Chinese generally feel that it's only worth interviewing those who make good, but it is the ordinary people who provide the truest picture of society. The cobbler's wife is named Chen Zengjiao, and before coming to the U.S. she also repaired shoes in Lianjiang, Fujian Province, bringing her skills with her to New York. "We have no education and don't know the language in a foreign place, so we just have to duck in here." Opening her bag, she takes out a rice box that she prepared at home, saying that she usually eats at the shop. There's no place in the shop to plug in a rice cooker, so sometimes she warms up her food in someone else's rice cooker inside the shopping center; other times, she eats it cold.

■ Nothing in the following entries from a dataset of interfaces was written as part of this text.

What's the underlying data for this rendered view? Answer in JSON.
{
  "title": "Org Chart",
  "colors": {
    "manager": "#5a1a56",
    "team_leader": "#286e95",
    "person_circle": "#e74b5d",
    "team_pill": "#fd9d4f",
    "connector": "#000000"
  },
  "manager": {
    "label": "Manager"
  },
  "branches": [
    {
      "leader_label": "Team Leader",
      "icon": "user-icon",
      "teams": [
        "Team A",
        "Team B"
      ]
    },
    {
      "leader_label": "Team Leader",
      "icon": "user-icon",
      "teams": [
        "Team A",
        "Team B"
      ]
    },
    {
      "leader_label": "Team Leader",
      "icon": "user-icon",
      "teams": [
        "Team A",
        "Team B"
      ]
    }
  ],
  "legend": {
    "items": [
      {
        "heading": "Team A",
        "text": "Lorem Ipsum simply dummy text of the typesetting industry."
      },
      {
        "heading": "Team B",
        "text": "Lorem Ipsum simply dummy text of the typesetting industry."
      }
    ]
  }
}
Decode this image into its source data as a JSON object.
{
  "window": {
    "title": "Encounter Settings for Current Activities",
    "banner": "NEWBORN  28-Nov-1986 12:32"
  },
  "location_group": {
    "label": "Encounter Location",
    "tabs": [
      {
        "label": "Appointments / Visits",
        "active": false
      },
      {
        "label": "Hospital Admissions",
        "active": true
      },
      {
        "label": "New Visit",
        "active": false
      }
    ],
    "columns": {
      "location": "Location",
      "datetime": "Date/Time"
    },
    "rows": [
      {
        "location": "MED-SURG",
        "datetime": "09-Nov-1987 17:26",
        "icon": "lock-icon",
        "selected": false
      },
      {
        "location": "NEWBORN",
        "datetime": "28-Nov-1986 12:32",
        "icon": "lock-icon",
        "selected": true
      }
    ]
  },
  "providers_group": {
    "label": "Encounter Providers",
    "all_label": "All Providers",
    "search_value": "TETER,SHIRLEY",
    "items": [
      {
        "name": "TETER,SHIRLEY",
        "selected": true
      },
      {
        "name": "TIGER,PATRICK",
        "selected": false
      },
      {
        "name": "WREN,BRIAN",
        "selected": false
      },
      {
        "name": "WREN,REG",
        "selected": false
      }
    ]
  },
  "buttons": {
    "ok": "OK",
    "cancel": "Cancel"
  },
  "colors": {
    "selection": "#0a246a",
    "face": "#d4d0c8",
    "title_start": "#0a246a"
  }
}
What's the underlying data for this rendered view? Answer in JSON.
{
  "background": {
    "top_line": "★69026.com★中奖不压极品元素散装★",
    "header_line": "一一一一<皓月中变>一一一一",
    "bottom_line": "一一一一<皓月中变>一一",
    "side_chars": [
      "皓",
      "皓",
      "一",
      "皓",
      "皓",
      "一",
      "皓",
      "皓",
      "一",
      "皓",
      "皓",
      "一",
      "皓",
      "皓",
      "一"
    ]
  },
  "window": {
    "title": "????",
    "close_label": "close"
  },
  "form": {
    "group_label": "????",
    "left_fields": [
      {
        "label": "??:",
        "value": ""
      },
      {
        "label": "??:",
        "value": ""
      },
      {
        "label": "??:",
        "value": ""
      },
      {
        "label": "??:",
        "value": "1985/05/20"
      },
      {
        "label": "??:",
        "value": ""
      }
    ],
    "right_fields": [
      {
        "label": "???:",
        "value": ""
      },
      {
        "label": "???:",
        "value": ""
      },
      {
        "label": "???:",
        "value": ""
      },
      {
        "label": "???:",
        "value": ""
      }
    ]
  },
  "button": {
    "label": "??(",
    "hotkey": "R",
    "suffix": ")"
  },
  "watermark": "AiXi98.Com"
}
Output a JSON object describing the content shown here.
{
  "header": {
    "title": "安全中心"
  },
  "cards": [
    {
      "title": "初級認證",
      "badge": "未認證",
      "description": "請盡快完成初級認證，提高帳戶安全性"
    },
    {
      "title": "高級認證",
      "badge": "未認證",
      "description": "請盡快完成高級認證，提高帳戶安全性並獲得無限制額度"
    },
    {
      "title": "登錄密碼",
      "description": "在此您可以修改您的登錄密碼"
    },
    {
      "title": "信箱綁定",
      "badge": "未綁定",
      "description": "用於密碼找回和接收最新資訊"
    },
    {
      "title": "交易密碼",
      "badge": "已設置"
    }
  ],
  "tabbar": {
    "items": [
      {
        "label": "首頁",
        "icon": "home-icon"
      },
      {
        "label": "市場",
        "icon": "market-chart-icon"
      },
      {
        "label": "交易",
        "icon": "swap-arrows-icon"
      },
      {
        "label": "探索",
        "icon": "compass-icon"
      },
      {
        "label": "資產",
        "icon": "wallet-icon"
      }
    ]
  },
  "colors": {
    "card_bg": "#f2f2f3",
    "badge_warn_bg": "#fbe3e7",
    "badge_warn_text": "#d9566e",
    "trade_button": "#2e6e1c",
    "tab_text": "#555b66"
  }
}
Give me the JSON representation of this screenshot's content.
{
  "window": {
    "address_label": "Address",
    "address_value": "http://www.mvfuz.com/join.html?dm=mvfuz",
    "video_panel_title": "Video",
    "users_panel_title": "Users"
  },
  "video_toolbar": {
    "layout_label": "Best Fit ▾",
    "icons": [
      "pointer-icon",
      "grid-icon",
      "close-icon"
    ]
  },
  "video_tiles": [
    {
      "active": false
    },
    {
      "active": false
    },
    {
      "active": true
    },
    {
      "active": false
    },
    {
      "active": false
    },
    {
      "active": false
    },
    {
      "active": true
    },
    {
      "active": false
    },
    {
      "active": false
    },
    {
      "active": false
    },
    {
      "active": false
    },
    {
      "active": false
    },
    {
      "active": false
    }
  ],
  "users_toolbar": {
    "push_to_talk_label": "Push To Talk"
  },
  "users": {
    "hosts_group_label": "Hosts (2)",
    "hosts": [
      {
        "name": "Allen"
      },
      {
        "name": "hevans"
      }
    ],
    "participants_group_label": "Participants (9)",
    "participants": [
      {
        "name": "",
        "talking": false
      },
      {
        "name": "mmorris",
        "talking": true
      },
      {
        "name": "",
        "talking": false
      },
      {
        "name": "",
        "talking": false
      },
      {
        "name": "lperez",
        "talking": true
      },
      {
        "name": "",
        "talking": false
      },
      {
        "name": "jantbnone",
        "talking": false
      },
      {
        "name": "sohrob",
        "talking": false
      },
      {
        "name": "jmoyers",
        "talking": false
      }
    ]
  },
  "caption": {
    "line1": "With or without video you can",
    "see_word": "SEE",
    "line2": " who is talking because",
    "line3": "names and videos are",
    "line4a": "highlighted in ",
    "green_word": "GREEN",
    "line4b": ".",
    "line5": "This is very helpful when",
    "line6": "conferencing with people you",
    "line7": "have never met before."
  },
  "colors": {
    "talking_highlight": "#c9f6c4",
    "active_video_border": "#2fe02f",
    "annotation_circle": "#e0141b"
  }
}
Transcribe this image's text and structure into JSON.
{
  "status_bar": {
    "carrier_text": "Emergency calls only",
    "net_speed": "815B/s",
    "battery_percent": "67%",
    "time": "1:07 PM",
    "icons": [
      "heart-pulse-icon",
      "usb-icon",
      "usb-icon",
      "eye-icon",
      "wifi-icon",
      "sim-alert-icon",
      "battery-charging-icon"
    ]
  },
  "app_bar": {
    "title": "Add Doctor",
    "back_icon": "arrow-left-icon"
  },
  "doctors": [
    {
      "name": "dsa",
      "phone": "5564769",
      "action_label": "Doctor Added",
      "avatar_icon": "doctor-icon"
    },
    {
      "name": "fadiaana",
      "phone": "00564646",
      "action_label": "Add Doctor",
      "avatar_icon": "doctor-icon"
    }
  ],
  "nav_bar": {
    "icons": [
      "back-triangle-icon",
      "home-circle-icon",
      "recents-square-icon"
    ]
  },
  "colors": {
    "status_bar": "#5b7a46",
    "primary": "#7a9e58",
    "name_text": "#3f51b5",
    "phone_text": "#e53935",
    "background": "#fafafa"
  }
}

Light bulbs sway from the ceiling, fed by electricity from the shopping center. The shopping center's manager, Mr. Chen, says the cobbler began renting the space five years ago. "He said he wanted the smallest space, and that was the cheapest shop we had." The charge for shoe repair is never more than $10 a pair. Chen Zengjiao sighs, "It's really hard to say; sometimes we make more, sometimes less. The customer just now brought us several pairs of shoes to fix, but we only charged him four dollars. We only charge a dollar to punch holes in a belt. So we don't make much."

Shoe repair businesses have never needed to rent large spaces; in China many cobblers operate from road-side stalls. After coming to the U.S., Chinese who don't speak English can't manage outside of Chinatown, and most of the men work in restaurants. The cobbler also worked at a restaurant before, but then decided to go back to his old profession and open his own shop. But he couldn't afford to rent a better space. "I'd like to move, but the rents are too expensive and I'd never be able to turn a profit." When the weather is too cold and snowy, few people pass by this way. "We get all of the wind and rain, but none of the sun, and there's no air conditioning.

Outside of a gift shop on Mott Street, 86-year-old Mrs. Ma hawks her wares. "I don't feel like doing anything anymore. It's enough to just watch the people walking back and forth and breathe the fresh air." She retired ten years ago, and the gift shop is run by her son. A few years ago, she no longer wanted to stay home alone, so she set herself up in an empty space outside of the shop and helps attract customers to pass the time.

But this space is only the size of a twin bed, and next to it is a staircase leading to a basement, which she could easily tumble into. I broke out in a sweat on her behalf more than once. "I don't go near the staircase when I'm fetching goods -- I have the customers get it themselves." Mrs. Ma says her son doesn't like her sitting outside, but she insists, enjoying the bustle and excitement more than being stuck in the shop. So her son installed a board to protect her from the wind, hoping this will allow his mother to enjoy the small space without catching cold in the elements.

We originally also filmed a candy shop the shape and size of a staircase, where the shop owner spends his days scuttling back and forth like a crab. But after we posted the story online, the shop owner asked us to edit out his portion without explaining why. Although we don't know the reason, we know that shop owners only rent these mini spaces because they have no other choice, and there may be legal risk involved.

"I'll keep at it as long as I can. It's not a good job, but it's nice to be able to rely on myself." Chen Zengjiao smiles and says that from the time she and her husband entered the shoe repair trade, they became stuck in this corner of the city. But they have no complaints; this is the fate of Chinese who don’t take the conventional path. "Before I was all alone at home. Now I have my son, and I have customers to chat with. I like living this way."